Cumulative interest is the sum of all interest payments made on a loan over a certain time period. On an amortizing loan, cumulative interest will increase at a decreasing rate, as each subsequent periodic payment on the loan is a higher percentage of the loan’s principal and a lower percentage of its interest.

Why use Cumulative Interest?

Cumulative interest is sometimes used to determine which loan in a series is most economical. However, cumulative interest alone does not account for other important factors, such as initial loan costs (if a lender pays these costs out of pocket as opposed to rolling them over into the loan's balance) and the time value of money.

The time value of money (TVM), also known as the present discount rate, is a core concept in finance. It centers on the notion that money available at present is worth more than the same amount in the future, due to its potential earning capacity. Provided money can earn interest, any amount is worth more the sooner it is received.

The general formula for TVM is: FV = PV x (1 + (i / n)) ^ (n x t)

FV = Future value of money

PV = Present value of money

i = interest rate

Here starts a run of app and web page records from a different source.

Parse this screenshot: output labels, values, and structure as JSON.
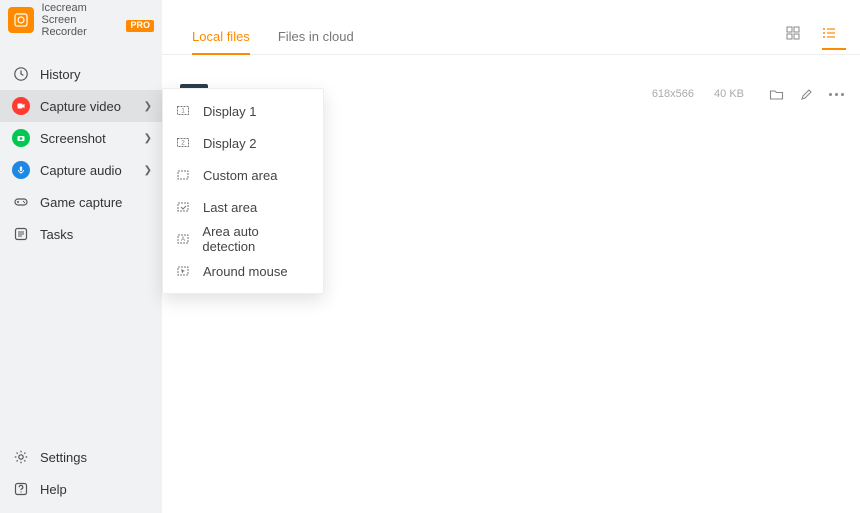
{
  "brand": {
    "line1": "Icecream",
    "line2": "Screen Recorder",
    "badge": "PRO"
  },
  "sidebar": {
    "items": [
      {
        "label": "History"
      },
      {
        "label": "Capture video"
      },
      {
        "label": "Screenshot"
      },
      {
        "label": "Capture audio"
      },
      {
        "label": "Game capture"
      },
      {
        "label": "Tasks"
      }
    ],
    "settings": "Settings",
    "help": "Help"
  },
  "tabs": {
    "local": "Local files",
    "cloud": "Files in cloud"
  },
  "file": {
    "dimensions": "618x566",
    "size": "40 KB"
  },
  "dropdown": {
    "items": [
      "Display 1",
      "Display 2",
      "Custom area",
      "Last area",
      "Area auto detection",
      "Around mouse"
    ]
  }
}
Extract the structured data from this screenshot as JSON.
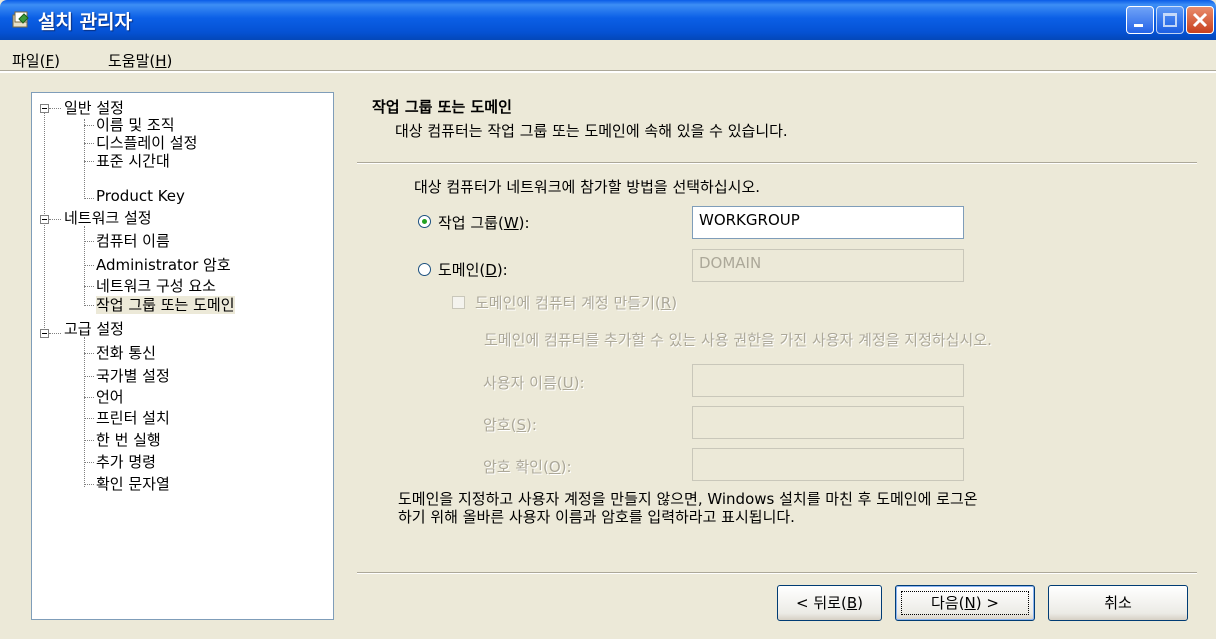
{
  "window": {
    "title": "설치 관리자",
    "icon": "setup-manager-icon"
  },
  "menu": [
    {
      "label": "파일(",
      "key": "F",
      "suffix": ")"
    },
    {
      "label": "도움말(",
      "key": "H",
      "suffix": ")"
    }
  ],
  "tree": {
    "groups": [
      {
        "label": "일반 설정",
        "children": [
          "이름 및 조직",
          "디스플레이 설정",
          "표준 시간대",
          "Product Key"
        ]
      },
      {
        "label": "네트워크 설정",
        "children": [
          "컴퓨터 이름",
          "Administrator 암호",
          "네트워크 구성 요소",
          "작업 그룹 또는 도메인"
        ]
      },
      {
        "label": "고급 설정",
        "children": [
          "전화 통신",
          "국가별 설정",
          "언어",
          "프린터 설치",
          "한 번 실행",
          "추가 명령",
          "확인 문자열"
        ]
      }
    ],
    "selected": "작업 그룹 또는 도메인"
  },
  "page": {
    "heading": "작업 그룹 또는 도메인",
    "subheading": "대상 컴퓨터는 작업 그룹 또는 도메인에 속해 있을 수 있습니다.",
    "prompt": "대상 컴퓨터가 네트워크에 참가할 방법을 선택하십시오.",
    "workgroup": {
      "label": "작업 그룹(",
      "key": "W",
      "suffix": "):",
      "value": "WORKGROUP",
      "selected": true
    },
    "domain": {
      "label": "도메인(",
      "key": "D",
      "suffix": "):",
      "value": "DOMAIN",
      "selected": false
    },
    "create_account": {
      "label": "도메인에 컴퓨터 계정 만들기(",
      "key": "R",
      "suffix": ")",
      "checked": false
    },
    "account_hint": "도메인에 컴퓨터를 추가할 수 있는 사용 권한을 가진 사용자 계정을 지정하십시오.",
    "username": {
      "label": "사용자 이름(",
      "key": "U",
      "suffix": "):",
      "value": ""
    },
    "password": {
      "label": "암호(",
      "key": "S",
      "suffix": "):",
      "value": ""
    },
    "confirm": {
      "label": "암호 확인(",
      "key": "O",
      "suffix": "):",
      "value": ""
    },
    "note_line1": "도메인을 지정하고 사용자 계정을 만들지 않으면, Windows 설치를 마친 후 도메인에 로그온",
    "note_line2": "하기 위해 올바른 사용자 이름과 암호를 입력하라고 표시됩니다."
  },
  "buttons": {
    "back": {
      "label": "< 뒤로(",
      "key": "B",
      "suffix": ")"
    },
    "next": {
      "label": "다음(",
      "key": "N",
      "suffix": ") >"
    },
    "cancel": {
      "label": "취소"
    }
  },
  "colors": {
    "titlebar": "#0A5CE8",
    "face": "#ECE9D8",
    "disabled_text": "#ACA899"
  }
}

n = number of compounding periods per year

t = number of years

Cumulative Interest Versus Compound Interest

While cumulative interest is additive, compound interest can be thought of as “interest on interest.” The formula is as follows:

Compound Interest = Total amount of Principal and Interest in future (or Future Value) less Principal amount at present (or Present Value)

                      = [P (1 + i)n] – P

                      = P [(1 + i)n – 1]

(Where P = Principal, i = nominal annual interest rate in percentage terms, and n = number of compounding periods.)

For example, what would the amount of interest be on a five-year loan of $10,000 at an interest rate of 5% that compounds annually? In this case, it would be: $10,000 [(1 + 0.05)5] – 1 = $10,000 [1.27628 – 1] = $2,762.82.

Selecting compound interest will make a sum grow at a faster rate than simple interest, which is calculated only on the principal amount.

Cumulative Interest and Measures of Bond Performance

While cumulative interest is one method of calculating how well a bond investment is performing, the following are more comprehensive yield methods: nominal yield, current yield, effective annual yield, and yield to maturity.